(Source records)
+--
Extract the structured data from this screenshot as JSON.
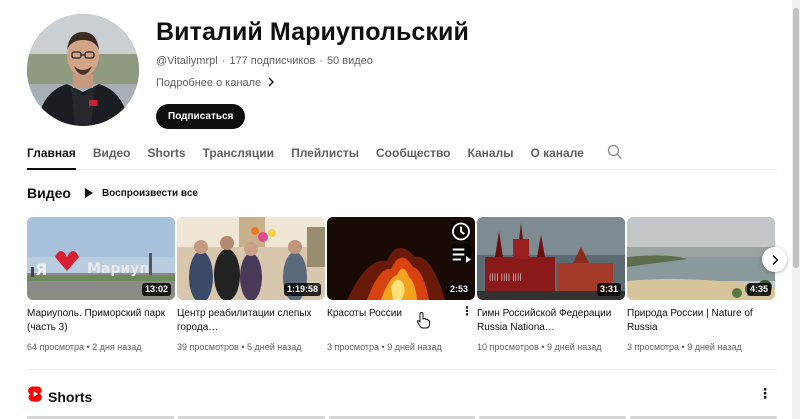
{
  "channel": {
    "name": "Виталий Мариупольский",
    "handle": "@Vitaliymrpl",
    "subscribers": "177 подписчиков",
    "video_count": "50 видео",
    "about_label": "Подробнее о канале",
    "subscribe_label": "Подписаться"
  },
  "tabs": [
    {
      "label": "Главная",
      "active": true
    },
    {
      "label": "Видео"
    },
    {
      "label": "Shorts"
    },
    {
      "label": "Трансляции"
    },
    {
      "label": "Плейлисты"
    },
    {
      "label": "Сообщество"
    },
    {
      "label": "Каналы"
    },
    {
      "label": "О канале"
    }
  ],
  "videos_section": {
    "title": "Видео",
    "play_all_label": "Воспроизвести все",
    "items": [
      {
        "title": "Мариуполь. Приморский парк (часть 3)",
        "duration": "13:02",
        "views": "64 просмотра",
        "age": "2 дня назад"
      },
      {
        "title": "Центр реабилитации слепых города…",
        "duration": "1:19:58",
        "views": "39 просмотров",
        "age": "5 дней назад"
      },
      {
        "title": "Красоты России",
        "duration": "2:53",
        "views": "3 просмотра",
        "age": "9 дней назад"
      },
      {
        "title": "Гимн Российской Федерации Russia Nationa…",
        "duration": "3:31",
        "views": "10 просмотров",
        "age": "9 дней назад"
      },
      {
        "title": "Природа России | Nature of Russia",
        "duration": "4:35",
        "views": "3 просмотра",
        "age": "9 дней назад"
      }
    ]
  },
  "shorts_section": {
    "title": "Shorts"
  },
  "icons": {
    "search": "search-icon",
    "about_chevron": "chevron-right-icon",
    "play_all": "play-icon",
    "next": "chevron-right-icon",
    "more": "more-vert-icon",
    "watch_later": "clock-icon",
    "add_queue": "queue-icon",
    "shorts_logo": "shorts-logo-icon"
  },
  "colors": {
    "text_primary": "#0f0f0f",
    "text_secondary": "#606060",
    "subscribe_bg": "#0f0f0f",
    "shorts_red": "#ff0000"
  }
}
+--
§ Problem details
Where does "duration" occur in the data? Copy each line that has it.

§ Task response
        "duration": "13:02",
        "duration": "1:19:58",
        "duration": "2:53",
        "duration": "3:31",
        "duration": "4:35",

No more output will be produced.